On April 27, 2017, DryShips (NASDAQ:DRYS) provided investors with a key financial information update, indicating that based on its cash and cash equivalents, DRYS stock worth is $6.52 per share. This could mislead investors, because as of January 2017 the company had about 12 million shares versus the 59 million shares it has today. This means that total shares increased by 392% (share count increase = stock value decrease).

With the latest deal with Kalani, on April 3, 2017, DryShips entered into a common stock purchase agreement – the April 2017 Purchase Agreement – with the Investor. Dryships indicated that “the Investor is committed to purchase up to $226.4 million worth of shares of our common stock over a 24-month period”. As of April 21, 2017, DryShips had sold about $59 million worth of shares: 20,602,014 shares (=20,602,014 x $2.86).

Non-stop dilution (issuing of new shares)

Source: Created by Author (data obtained from SEC filing)

Based on the above chart, we can see that the outstanding shares count has been increasing steadily, and therefore putting a lot of pressure on the share price. Based on rough estimates, the company would need to issue more than 100 million shares to raise the remaining $167.4 million over a 24-month period. On top of this, a $2 billion shelf offering (issue of shares on a regular basis) is not yet underway. The number of shares needed to be issued is potentially staggering – probably close to a billion.

Source: Created by Author

On April 27, 2017, the company provided key financial information, see below:

Updated Key Information as of April 27, 2017:

  • Cash and cash equivalents – about $384 million, (or$6.52 per share)
  • Book value of vessels, including deposits – about $238 million, (or $4.04 per share)
  • Sifnos Loan Facility balance – about $200.0 million
  • Number of Shares Outstanding – about 58,905,719

Mr. George Economou, Chairman and Chief Executive Officer commented:

We are very excited to have completed the remarkable transformation of our balance sheet. Having all of our assets debt free, no mandatory loan payments over the next 4 years and available liquidity of $384 million, we strongly believe that our efforts to access bank debt financing for the first time since November 2014 will be successful and will allow us to further grow the size our fleet.

On April 11, 2017, the company provided key financial information, see below:

Updated Key Information as of April 11, 2017:

  • Cash and cash equivalents – about $422.0 million (or$8.98 per share)
  • Book value of vessels, including deposits – about $194.3 million (or $4.13 per share)
  • Third-party loans – about $16.5 million
  • Sifnos Loan Facility balance of about $200 million
  • Number of shares outstanding – about 47,010,986
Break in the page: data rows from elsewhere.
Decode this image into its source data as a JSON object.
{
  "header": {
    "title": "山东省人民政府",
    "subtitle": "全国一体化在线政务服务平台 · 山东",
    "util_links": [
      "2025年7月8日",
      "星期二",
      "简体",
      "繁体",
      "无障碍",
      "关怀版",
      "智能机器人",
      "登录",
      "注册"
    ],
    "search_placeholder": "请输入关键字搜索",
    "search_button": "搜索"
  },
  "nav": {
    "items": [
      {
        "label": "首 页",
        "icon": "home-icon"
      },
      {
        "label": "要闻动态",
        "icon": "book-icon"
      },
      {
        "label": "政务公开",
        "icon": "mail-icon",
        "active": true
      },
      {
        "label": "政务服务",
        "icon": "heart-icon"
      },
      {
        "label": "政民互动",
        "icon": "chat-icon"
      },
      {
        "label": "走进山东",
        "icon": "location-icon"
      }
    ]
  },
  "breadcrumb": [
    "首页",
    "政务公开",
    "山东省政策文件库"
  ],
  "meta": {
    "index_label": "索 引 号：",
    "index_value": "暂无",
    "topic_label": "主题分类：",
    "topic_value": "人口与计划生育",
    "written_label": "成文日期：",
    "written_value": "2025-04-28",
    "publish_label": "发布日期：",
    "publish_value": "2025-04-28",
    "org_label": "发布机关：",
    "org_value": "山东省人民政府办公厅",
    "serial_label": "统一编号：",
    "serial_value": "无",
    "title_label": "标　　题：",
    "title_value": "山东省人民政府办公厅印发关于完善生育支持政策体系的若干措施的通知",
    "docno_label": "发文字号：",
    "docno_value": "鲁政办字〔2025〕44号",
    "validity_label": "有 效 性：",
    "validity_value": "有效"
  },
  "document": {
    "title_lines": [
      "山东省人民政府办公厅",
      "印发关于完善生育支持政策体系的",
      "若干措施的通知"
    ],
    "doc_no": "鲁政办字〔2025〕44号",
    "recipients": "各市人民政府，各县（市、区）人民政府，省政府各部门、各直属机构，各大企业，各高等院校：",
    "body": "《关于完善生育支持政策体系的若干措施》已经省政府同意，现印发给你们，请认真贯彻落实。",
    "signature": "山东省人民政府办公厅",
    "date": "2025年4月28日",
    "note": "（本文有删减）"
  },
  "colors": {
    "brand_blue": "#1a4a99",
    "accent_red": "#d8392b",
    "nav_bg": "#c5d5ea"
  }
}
Conclusion

DryShips said that they have fully repaid their remaining commercial loan facility of approximately $15.2 million, including overdue interest. The company had $422 million in cash as of April 11, 2017. If we subtract the loan payment of $15.2 million, the remaining cash balance should be $406.8 million, but they have $388.4 million only.

Shares

Cash Balance

11-Apr-17

47,010,986

$422,000,000

27-Apr-17

58,905,719

$384,000,000

$22,800,000

????

$15,200,000

loan payment

At this rate of cash burn ($23 million in less than a month), they cannot maintain a positive cash balance. It should come as no surprise that they are planning to raise the remaining $167.4 million through Kalani and a $2 billion shelf offering.

Based on cash/cash equivalents, the stock worth provided by the company has the potential to mislead investors, because the shares count keeps increasing.

My recommendation is that if you notice a big spike, you can confidently short DRYS.

Author’s note: Get my articles as soon as they are published by clicking the big orange “Follow” button at the top of this page.

Disclosure: I/we have no positions in any stocks mentioned, and no plans to initiate any positions within the next 72 hours.

I wrote this article myself, and it expresses my own opinions. I am not receiving compensation for it (other than from Seeking Alpha). I have no business relationship with any company whose stock is mentioned in this article.

Editor’s Note: This article covers one or more stocks trading at less than $1 per share and/or with less than a $100 million market cap. Please be aware of the risks associated with these stocks.

[ad_2]

Source link